What's the Value-Add of a "Full-Service" Law Firm?
Personal Observations from a Lawyer in the Trenches
Over the past decade I have been a solo legal services provider, then managing member of a boutique firm, and then a part of a much larger firm, Whiteford Taylor & Preston, since 2011. So I have really seen the legal profession from all sides—and of course, like all lawyers, I have heard the grumbles from clients about “big law firms.”
So maybe my three-faceted experience in providing legal services will help you gain some perspective as well.
When I first joined WTP, I seemed to be “on an island” (or at least a skinny peninsula), receiving referrals from people in the franchising world, but not from within the firm. No one else at WTP did any franchising work, and at first it seemed as if none of the firm's clients did either. However, three years later, the landscape has changed. I know my new colleagues and they know me, and the connections between us have grown stronger. As a result, I see the value of WTP's attorneys for clients who originally hired me and my value for clients who originally hired other WTP attorneys.
Just in the past eight months, other WTP lawyers have provided the following services to clients who originally hired me:
In addition, senior WTP attorneys have provided me with valuable advice on issues such as the tax consequences of business entity structures and transactions, preparing agreements among owners of a company (such as an LLC Operating Agreement) and with key management employees, and handling disputes between majority and minority owners of companies. All of this insight has helped me provide more sophisticated and creative insights to clients.
On the flip side, on behalf of WTP clients who originally hired other attorneys of the firm, so far during 2014 I have worked on the following projects:
- prepared wholesaler and retailer agreements for a consumer products manufacturer;
- negotiated an exclusive North American distribution agreement with a European manufacturer of construction equipment;
- prepared and negotiated an exclusive U.S. distribution agreement for the sale of a unique product in the precious metals industry;
- advised national trade associations on antitrust law compliance in their dealings with members and outside suppliers;

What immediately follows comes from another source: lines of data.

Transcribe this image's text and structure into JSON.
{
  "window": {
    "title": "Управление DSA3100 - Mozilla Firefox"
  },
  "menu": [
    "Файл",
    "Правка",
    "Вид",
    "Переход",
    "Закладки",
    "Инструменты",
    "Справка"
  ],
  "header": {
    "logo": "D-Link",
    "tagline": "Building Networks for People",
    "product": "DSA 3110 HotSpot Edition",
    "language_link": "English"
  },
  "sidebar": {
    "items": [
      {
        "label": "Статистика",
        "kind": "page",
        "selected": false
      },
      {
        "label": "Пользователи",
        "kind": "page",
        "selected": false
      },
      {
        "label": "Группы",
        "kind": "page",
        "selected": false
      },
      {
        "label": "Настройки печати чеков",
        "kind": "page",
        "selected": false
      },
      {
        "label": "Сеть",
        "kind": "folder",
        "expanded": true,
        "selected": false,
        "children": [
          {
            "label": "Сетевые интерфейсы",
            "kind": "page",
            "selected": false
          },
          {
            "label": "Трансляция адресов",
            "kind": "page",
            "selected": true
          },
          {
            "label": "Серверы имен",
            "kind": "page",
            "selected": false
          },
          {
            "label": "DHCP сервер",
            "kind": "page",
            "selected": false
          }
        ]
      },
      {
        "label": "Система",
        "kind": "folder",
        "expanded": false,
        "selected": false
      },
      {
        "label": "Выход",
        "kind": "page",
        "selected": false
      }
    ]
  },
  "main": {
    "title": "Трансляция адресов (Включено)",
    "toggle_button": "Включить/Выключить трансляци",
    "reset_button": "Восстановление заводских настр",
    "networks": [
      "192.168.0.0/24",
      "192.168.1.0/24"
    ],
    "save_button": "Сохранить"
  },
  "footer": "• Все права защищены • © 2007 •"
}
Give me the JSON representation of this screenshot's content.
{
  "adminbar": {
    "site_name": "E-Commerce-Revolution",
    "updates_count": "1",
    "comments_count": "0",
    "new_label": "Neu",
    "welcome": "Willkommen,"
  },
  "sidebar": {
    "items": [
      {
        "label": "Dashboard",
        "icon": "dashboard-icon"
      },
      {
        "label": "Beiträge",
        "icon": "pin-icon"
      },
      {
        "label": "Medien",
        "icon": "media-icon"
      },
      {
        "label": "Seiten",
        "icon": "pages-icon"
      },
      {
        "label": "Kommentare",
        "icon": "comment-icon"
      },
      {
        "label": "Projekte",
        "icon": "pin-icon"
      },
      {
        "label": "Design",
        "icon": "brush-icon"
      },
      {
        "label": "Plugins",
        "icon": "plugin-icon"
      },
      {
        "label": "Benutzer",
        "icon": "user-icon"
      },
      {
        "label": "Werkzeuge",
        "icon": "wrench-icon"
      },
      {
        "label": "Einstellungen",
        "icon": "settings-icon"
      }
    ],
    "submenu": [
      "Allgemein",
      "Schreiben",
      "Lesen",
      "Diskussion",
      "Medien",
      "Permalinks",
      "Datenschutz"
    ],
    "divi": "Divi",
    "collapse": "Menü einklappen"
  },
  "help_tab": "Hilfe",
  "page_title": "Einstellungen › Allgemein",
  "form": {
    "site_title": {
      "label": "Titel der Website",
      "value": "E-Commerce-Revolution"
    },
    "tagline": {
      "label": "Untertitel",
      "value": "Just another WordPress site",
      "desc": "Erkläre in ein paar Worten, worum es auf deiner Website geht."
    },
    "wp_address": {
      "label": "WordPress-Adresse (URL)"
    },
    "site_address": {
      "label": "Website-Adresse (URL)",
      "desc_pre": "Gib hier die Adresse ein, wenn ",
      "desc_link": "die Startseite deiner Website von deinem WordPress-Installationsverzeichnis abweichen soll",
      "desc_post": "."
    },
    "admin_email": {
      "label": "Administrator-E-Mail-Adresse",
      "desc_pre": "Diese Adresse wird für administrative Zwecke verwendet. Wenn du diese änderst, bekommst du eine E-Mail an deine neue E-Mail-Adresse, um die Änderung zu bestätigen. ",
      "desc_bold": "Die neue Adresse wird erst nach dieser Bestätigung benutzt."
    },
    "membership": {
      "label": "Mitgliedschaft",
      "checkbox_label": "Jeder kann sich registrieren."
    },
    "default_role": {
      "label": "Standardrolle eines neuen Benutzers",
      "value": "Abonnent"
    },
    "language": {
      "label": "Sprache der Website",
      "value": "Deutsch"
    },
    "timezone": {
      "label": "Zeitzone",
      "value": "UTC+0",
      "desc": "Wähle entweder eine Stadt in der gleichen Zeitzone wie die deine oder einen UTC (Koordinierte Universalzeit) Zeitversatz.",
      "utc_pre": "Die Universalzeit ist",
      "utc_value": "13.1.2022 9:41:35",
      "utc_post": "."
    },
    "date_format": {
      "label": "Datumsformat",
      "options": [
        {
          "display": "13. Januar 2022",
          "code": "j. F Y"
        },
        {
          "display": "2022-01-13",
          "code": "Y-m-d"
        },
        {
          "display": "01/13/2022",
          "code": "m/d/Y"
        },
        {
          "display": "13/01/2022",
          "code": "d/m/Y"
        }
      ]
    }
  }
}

- advised a provider of online ordering services with the contracts necessary to expand into providing delivery of the ordered products;
- negotiated the terms of terminating a franchise agreement, on behalf of an unhappy and struggling franchisee; and
- prepared exclusive distribution and sales agency agreements for a European company entering the U.S. market.
The attorneys for whose clients I have provided those services have practice focuses in areas such as international trade, taxation, securities, intellectual property litigation, and business litigation.
The Takeaway: if you hire any of the attorneys of WTP, you have our team behind you with a wide variety of experience in working with clients on a wide variety of industries, as well as in virtually every area of the law that impacts business. We serve companies and entrepreneurs doing business between New York and Virginia, with connections to provide additional services as needed throughout the rest of the United States and in foreign countries. That is a long way from the boutique existence at Franchise & Business Law Group!
Maybe this analogy comes more easily to me because of my area of practice, but, looking back at my years as a lawyer, I think it's rather like the difference between opening a corner diner and investing in a franchise restaurant. With a good franchise, you have wind in your sails. The franchisor puts years of experience and investment behind you, in the form of a team of experts, a well-known brand, and savvy choices, so you don't have to research and invent the product from scratch.